[Stored data]
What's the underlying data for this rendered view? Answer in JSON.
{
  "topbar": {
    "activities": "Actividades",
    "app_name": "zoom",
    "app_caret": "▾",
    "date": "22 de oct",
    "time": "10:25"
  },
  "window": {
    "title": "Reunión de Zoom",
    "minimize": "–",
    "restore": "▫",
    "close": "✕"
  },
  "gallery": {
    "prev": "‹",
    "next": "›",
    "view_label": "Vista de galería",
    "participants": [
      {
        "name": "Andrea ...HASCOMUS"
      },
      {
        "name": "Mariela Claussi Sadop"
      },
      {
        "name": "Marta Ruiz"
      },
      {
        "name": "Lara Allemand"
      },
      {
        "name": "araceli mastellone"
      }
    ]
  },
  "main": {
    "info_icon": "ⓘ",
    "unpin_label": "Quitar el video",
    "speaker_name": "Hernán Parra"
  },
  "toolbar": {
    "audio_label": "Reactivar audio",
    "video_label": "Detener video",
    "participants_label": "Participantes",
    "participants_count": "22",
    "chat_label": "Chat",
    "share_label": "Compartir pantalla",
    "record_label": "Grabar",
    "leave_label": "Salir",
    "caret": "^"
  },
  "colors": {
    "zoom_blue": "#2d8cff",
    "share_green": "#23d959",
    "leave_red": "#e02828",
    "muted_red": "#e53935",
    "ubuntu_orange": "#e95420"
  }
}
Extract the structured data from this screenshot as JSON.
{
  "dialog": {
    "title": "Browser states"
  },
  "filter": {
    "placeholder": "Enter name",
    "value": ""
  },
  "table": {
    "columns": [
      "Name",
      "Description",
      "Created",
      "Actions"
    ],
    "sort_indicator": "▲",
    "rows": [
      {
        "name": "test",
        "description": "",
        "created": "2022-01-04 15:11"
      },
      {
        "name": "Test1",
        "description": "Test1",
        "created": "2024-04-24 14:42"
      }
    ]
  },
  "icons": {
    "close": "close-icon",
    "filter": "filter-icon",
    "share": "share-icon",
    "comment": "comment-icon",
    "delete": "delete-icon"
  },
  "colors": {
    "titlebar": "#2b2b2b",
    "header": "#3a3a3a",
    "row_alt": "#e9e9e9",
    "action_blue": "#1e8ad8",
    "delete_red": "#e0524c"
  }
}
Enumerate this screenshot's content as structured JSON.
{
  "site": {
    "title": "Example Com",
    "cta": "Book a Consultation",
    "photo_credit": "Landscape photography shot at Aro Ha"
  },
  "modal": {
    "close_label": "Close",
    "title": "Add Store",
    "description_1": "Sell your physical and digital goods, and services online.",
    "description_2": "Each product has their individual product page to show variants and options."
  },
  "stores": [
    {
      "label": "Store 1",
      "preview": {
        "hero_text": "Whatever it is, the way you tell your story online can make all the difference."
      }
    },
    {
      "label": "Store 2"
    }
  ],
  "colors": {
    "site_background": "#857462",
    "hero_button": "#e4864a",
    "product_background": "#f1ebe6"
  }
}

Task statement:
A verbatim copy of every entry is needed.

Response box:
What's the underlying data for this rendered view? Answer in JSON.
{
  "topbar": {
    "activities": "Actividades",
    "app_name": "zoom",
    "app_caret": "▾",
    "date": "22 de oct",
    "time": "10:25"
  },
  "window": {
    "title": "Reunión de Zoom",
    "minimize": "–",
    "restore": "▫",
    "close": "✕"
  },
  "gallery": {
    "prev": "‹",
    "next": "›",
    "view_label": "Vista de galería",
    "participants": [
      {
        "name": "Andrea ...HASCOMUS"
      },
      {
        "name": "Mariela Claussi Sadop"
      },
      {
        "name": "Marta Ruiz"
      },
      {
        "name": "Lara Allemand"
      },
      {
        "name": "araceli mastellone"
      }
    ]
  },
  "main": {
    "info_icon": "ⓘ",
    "unpin_label": "Quitar el video",
    "speaker_name": "Hernán Parra"
  },
  "toolbar": {
    "audio_label": "Reactivar audio",
    "video_label": "Detener video",
    "participants_label": "Participantes",
    "participants_count": "22",
    "chat_label": "Chat",
    "share_label": "Compartir pantalla",
    "record_label": "Grabar",
    "leave_label": "Salir",
    "caret": "^"
  },
  "colors": {
    "zoom_blue": "#2d8cff",
    "share_green": "#23d959",
    "leave_red": "#e02828",
    "muted_red": "#e53935",
    "ubuntu_orange": "#e95420"
  }
}
Extract the structured data from this screenshot as JSON.
{
  "dialog": {
    "title": "Browser states"
  },
  "filter": {
    "placeholder": "Enter name",
    "value": ""
  },
  "table": {
    "columns": [
      "Name",
      "Description",
      "Created",
      "Actions"
    ],
    "sort_indicator": "▲",
    "rows": [
      {
        "name": "test",
        "description": "",
        "created": "2022-01-04 15:11"
      },
      {
        "name": "Test1",
        "description": "Test1",
        "created": "2024-04-24 14:42"
      }
    ]
  },
  "icons": {
    "close": "close-icon",
    "filter": "filter-icon",
    "share": "share-icon",
    "comment": "comment-icon",
    "delete": "delete-icon"
  },
  "colors": {
    "titlebar": "#2b2b2b",
    "header": "#3a3a3a",
    "row_alt": "#e9e9e9",
    "action_blue": "#1e8ad8",
    "delete_red": "#e0524c"
  }
}
Enumerate this screenshot's content as structured JSON.
{
  "site": {
    "title": "Example Com",
    "cta": "Book a Consultation",
    "photo_credit": "Landscape photography shot at Aro Ha"
  },
  "modal": {
    "close_label": "Close",
    "title": "Add Store",
    "description_1": "Sell your physical and digital goods, and services online.",
    "description_2": "Each product has their individual product page to show variants and options."
  },
  "stores": [
    {
      "label": "Store 1",
      "preview": {
        "hero_text": "Whatever it is, the way you tell your story online can make all the difference."
      }
    },
    {
      "label": "Store 2"
    }
  ],
  "colors": {
    "site_background": "#857462",
    "hero_button": "#e4864a",
    "product_background": "#f1ebe6"
  }
}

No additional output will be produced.